• _Extracted information_
+++

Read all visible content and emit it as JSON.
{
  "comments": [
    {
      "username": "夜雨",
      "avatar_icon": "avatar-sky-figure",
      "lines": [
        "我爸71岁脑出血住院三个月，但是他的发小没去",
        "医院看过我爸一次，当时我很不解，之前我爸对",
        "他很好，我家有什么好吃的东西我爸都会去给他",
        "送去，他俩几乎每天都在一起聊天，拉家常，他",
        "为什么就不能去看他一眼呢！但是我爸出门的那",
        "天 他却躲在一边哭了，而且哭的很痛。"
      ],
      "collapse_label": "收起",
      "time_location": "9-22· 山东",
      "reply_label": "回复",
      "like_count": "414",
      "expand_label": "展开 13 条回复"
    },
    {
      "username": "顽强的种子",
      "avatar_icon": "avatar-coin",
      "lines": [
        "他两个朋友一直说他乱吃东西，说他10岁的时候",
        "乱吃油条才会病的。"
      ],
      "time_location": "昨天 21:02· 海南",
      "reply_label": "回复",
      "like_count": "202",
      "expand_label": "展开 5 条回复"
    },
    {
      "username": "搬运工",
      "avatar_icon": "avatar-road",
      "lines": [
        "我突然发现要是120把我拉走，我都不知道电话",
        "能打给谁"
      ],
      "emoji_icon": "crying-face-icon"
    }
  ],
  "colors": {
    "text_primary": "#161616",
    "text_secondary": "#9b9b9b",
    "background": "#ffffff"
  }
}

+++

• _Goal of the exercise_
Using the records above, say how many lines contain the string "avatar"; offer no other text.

• _Task output_
3